→ Task brief:
Could you filter the data below down to the lines that hold the word "absolute"?

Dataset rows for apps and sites
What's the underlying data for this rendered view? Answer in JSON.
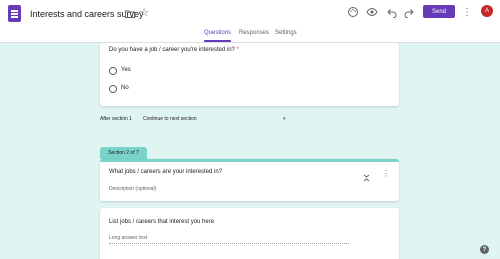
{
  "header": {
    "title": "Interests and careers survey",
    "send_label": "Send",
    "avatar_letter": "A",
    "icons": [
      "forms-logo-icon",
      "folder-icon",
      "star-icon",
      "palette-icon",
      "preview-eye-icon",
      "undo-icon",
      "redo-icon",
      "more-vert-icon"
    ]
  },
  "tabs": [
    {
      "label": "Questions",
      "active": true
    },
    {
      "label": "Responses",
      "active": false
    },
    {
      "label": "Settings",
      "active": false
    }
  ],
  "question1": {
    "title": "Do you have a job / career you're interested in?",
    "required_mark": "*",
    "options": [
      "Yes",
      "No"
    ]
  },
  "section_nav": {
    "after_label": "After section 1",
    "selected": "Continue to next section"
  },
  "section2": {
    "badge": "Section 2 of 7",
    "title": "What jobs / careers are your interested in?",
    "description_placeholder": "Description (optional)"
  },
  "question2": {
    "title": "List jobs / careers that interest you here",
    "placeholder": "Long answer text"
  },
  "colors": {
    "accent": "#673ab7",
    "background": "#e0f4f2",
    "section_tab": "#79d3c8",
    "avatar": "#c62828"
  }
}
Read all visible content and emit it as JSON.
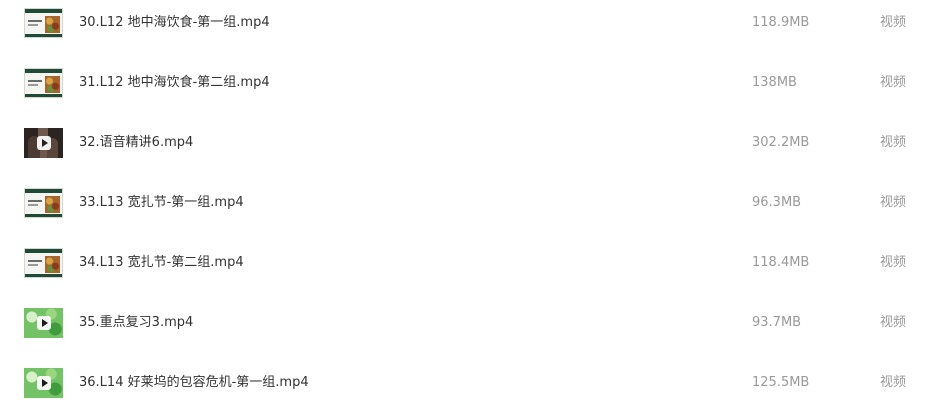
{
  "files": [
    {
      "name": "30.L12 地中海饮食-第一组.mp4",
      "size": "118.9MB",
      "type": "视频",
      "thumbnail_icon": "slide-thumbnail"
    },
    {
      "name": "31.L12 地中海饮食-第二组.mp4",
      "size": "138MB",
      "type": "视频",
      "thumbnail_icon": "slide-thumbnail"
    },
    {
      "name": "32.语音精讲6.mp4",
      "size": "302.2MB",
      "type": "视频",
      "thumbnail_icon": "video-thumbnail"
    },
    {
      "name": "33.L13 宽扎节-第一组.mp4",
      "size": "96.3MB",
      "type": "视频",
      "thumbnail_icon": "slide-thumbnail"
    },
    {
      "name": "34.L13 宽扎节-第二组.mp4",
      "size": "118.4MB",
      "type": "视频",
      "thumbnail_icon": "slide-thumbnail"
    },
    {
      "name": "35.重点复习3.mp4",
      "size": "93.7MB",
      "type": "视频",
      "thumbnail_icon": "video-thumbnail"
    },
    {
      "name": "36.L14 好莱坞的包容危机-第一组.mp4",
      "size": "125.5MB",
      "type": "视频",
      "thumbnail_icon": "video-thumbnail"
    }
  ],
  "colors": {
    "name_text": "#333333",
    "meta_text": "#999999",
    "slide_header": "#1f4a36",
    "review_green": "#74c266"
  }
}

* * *

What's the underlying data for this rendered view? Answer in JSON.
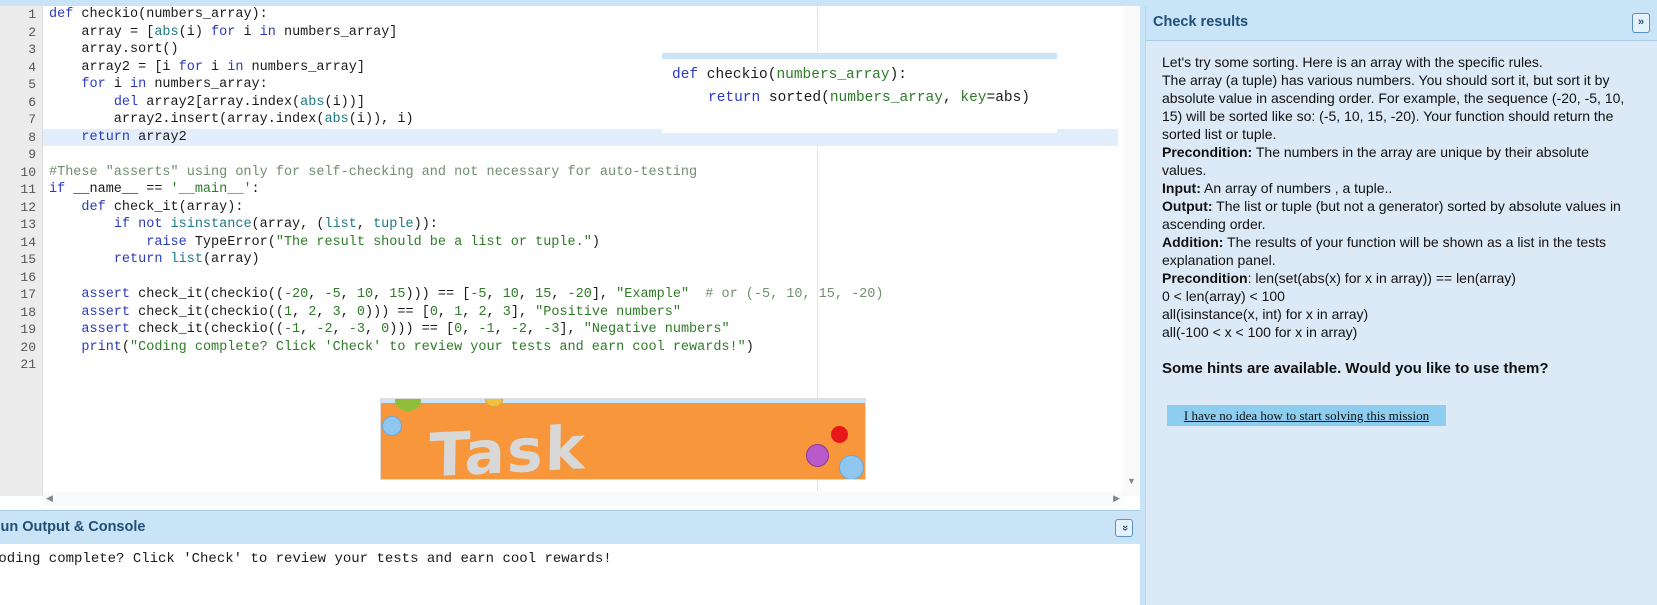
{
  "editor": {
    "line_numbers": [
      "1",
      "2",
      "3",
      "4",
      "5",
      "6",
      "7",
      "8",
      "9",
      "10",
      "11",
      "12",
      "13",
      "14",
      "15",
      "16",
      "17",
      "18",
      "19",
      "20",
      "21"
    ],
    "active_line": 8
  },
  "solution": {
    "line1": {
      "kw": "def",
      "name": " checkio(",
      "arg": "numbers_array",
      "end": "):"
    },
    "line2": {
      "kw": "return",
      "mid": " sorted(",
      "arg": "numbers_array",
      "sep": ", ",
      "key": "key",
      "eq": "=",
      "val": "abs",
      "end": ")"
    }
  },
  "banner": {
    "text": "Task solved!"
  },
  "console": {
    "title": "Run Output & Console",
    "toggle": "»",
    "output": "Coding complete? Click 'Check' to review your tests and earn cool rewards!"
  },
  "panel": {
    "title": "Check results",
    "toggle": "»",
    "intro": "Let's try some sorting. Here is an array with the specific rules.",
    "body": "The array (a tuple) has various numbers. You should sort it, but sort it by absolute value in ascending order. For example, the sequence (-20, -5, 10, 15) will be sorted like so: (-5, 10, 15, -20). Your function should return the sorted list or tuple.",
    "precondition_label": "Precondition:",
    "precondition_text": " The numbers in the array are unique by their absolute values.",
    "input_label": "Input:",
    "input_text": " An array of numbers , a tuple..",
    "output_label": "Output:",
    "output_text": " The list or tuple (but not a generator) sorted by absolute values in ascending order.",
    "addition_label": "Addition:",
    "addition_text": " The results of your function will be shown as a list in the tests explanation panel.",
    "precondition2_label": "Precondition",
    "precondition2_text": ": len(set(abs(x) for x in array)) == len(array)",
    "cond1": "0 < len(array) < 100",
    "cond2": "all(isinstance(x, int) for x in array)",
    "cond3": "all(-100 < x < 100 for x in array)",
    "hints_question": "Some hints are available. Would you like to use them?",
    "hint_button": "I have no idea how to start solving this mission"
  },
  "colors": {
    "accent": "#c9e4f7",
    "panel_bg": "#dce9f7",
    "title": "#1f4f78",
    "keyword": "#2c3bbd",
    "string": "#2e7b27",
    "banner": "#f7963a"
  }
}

→ Result of the task:
    "body": "The array (a tuple) has various numbers. You should sort it, but sort it by absolute value in ascending order. For example, the sequence (-20, -5, 10, 15) will be sorted like so: (-5, 10, 15, -20). Your function should return the sorted list or tuple.",
    "precondition_text": " The numbers in the array are unique by their absolute values.",
    "output_text": " The list or tuple (but not a generator) sorted by absolute values in ascending order.",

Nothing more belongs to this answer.